**Data entries**
————————

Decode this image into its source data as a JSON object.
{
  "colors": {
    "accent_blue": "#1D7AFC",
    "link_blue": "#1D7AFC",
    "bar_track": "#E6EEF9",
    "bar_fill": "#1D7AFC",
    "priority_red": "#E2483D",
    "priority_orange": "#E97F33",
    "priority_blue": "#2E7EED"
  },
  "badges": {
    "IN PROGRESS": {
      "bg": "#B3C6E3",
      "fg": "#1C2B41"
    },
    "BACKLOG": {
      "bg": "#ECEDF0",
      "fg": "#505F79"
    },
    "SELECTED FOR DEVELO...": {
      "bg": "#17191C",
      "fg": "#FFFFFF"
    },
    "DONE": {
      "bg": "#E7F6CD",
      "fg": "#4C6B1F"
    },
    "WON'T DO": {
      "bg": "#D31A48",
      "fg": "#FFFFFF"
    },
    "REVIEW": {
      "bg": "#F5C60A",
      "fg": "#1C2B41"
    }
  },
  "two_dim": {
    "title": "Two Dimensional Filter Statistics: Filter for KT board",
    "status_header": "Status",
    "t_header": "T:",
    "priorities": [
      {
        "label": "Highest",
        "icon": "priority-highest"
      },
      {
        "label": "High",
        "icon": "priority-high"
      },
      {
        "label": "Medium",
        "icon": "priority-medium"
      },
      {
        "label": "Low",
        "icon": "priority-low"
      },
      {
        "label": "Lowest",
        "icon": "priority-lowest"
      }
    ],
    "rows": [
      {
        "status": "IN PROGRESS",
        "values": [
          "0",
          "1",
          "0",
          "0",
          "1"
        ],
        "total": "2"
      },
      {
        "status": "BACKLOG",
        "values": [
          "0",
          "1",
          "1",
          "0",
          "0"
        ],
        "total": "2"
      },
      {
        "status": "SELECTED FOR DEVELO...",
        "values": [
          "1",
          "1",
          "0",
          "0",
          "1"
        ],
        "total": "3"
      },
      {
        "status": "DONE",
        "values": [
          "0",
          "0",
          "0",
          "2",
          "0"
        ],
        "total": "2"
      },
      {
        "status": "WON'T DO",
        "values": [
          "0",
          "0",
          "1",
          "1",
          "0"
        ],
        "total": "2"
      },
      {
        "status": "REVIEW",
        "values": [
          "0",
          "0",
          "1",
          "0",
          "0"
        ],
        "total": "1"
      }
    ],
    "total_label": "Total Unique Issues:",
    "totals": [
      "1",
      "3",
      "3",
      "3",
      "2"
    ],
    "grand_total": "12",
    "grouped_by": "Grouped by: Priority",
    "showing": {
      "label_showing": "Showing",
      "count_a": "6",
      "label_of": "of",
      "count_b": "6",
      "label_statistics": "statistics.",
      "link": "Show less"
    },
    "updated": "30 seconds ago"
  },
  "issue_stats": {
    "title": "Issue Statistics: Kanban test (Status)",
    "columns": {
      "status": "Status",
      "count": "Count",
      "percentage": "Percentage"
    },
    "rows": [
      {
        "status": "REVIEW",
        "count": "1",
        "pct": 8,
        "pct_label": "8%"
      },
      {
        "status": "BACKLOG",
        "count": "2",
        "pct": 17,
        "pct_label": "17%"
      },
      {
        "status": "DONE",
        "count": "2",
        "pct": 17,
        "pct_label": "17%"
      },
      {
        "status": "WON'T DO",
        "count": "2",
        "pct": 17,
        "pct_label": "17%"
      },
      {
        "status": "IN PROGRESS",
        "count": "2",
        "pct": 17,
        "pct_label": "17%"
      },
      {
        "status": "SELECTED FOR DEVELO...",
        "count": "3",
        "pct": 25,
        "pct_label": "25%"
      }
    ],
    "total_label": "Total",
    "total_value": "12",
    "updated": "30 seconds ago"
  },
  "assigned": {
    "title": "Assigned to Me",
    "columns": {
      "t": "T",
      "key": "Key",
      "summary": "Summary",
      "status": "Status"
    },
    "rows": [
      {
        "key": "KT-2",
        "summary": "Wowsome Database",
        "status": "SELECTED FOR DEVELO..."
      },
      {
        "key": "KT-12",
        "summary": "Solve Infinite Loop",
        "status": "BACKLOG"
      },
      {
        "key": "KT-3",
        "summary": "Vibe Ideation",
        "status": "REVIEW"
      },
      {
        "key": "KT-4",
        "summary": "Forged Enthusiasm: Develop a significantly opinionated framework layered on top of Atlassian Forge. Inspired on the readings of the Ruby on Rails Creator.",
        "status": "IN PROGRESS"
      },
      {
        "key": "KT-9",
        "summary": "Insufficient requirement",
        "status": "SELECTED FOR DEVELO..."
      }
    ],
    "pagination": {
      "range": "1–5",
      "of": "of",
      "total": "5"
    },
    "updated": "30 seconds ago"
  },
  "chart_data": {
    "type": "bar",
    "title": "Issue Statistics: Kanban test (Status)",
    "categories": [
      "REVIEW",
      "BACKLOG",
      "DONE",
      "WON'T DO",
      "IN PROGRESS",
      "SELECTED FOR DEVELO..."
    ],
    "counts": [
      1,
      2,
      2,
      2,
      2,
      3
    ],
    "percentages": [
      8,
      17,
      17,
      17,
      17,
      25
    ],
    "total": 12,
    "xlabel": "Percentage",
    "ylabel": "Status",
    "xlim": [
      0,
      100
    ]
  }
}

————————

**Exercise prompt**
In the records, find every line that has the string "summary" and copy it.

**Task output**
      "summary": "Summary",
        "summary": "Wowsome Database",
        "summary": "Solve Infinite Loop",
        "summary": "Vibe Ideation",
        "summary": "Forged Enthusiasm: Develop a significantly opinionated framework layered on top of Atlassian Forge. Inspired on the readings of the Ruby on Rails Creator.",
        "summary": "Insufficient requirement",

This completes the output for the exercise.